Museums are institutions dedicated to the collection and preservation of artefacts, but they are also sites of national production that contribute to shaping the nation’s collective memory. Sometimes, history exhibited in museums becomes the centre of cultural wars that are not fought on battlefields, but on information panels and showcases: devices where the national past is contested, rewritten, and exhibited. With the coming to power of the Justice and Development Party (AKP) led by Recep Tayyip Erdoğan, the institutional representation of Turkish national history was subject to significant changes. Conforming with the national ideology of the AKP, recently built museums focus more on Turkey’s Ottoman and Islamic heritage, and less on similarly important ones such as the Greek, Roman, Byzantine, and the more recent Kemalist traditions.
Presidential elections held in Croatia on 22 December 2019 (first round) were the seventh presidential elections since Croatian independence in 1991. The presidential elections ended on 5 January 2020 in the second round with Zoran Milanović as the winner with a relative majority of 52.66% of the vote. Milanović defeated the conservative incumbent Kolinda Grabar-Kitarović, who received 47.34% of the vote. This was a disappointment for her party, the Croatian Democratic Union (Hrvatska demokratska zajednica, HDZ), especially because of the upcoming intra-party and parliamentary elections. Milanović, a member of the main center-left political party in Croatia, the Social Democratic Party of Croatia (Socijaldemokratska partija Hrvatske, or SDP), and who had previously served as Prime Minister of Croatia (2011-2016), become the 5th president of Croatia.
After almost 5 years of the government of the SYRIZA-ANELL coalition (Coalition of Radical Left-Synaspismos Rizospastikis Aristeras-SYRIZA and Independent Greeks-Anexartitoi Ellines-AN.ELL), the party of New Democracy won the elections on 7 July 2019. It is the oldest conservative party of the country; it aspires to be thought of as a liberal European party and has formed the first no-coalition government since 2011, a fact that allows it to apply its policy freely and easily.

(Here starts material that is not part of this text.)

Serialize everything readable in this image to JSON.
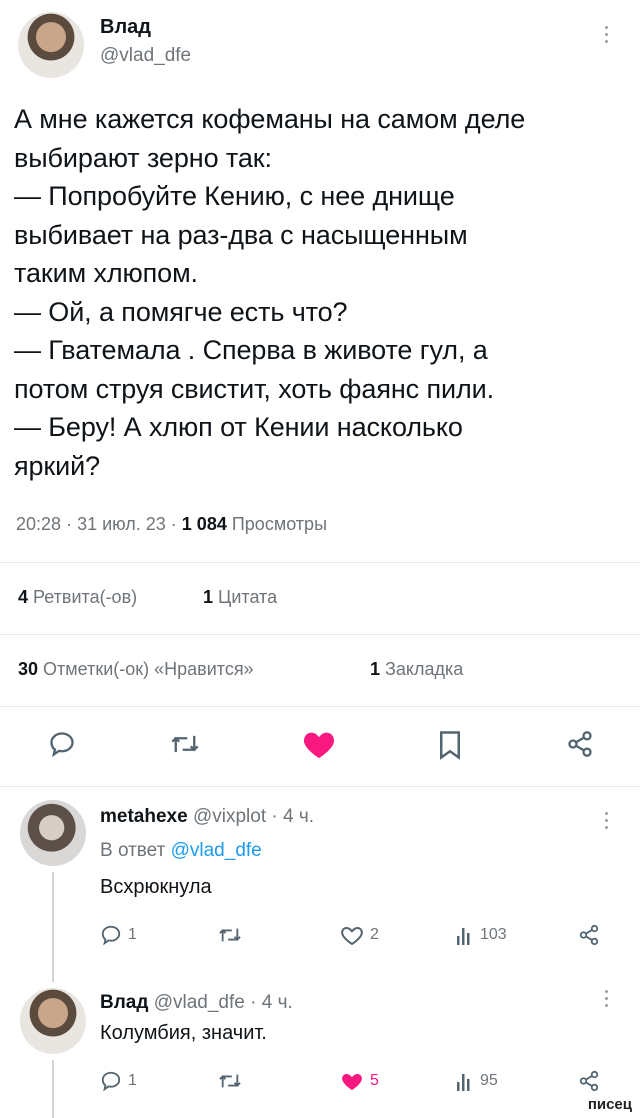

The new government immediately began to prepare and vote on bills in order to proceed with a series of so-called reforms. Among the very first bills voted in July and August—the summer period during which the legislative activity is usually almost null—there was a law that totally and without any doubt abolished university asylum in Greece.
Some years ago, the Romanian writer Mircea Cartarescu was approached by a German publisher at the Frankfurt book fair, who said he was interested in Eastern European writers. Cartarescu immediately responded that he did not consider himself an Eastern European writer. “Of course,” the publisher con-ceded, “as a Romanian you are from Southeastern Europe.” For Cartarescu this simple spacing had the following direct message: “Stay where you are,” the publisher was telling me in a friendly manner. “Stay in your own ghetto. De-scribe your tiny chunk of (South) Eastern European history. Write about your Securitate, about your Ceausescu, about your People’s House. About your dogs, your homeless children, your Gypsies. Be proud with your dissidence during the communist days. Leave it to us to write about love, death, happiness, ago-ny, and ecstasy.
Two recent books on Kosovo offer some compelling insights and answers as to why international state-builders stumbled in Kosovo: Elton Skendaj’s, Creating Kosovo: International Oversight and the Making of Ethical Institutions and Andrea Lorenzo Capussela’s State-Building in Kosovo: Democracy, Corruption and the EU in the Balkans. Both books are welcome additions to the growing discourse on state-building and touch on some of the more important themes that have recently dominated the literature, including the principle of local ownership, the limitations of technocratic approaches to state-building, and the dilemmas of political corruption and state capture in postwar societies.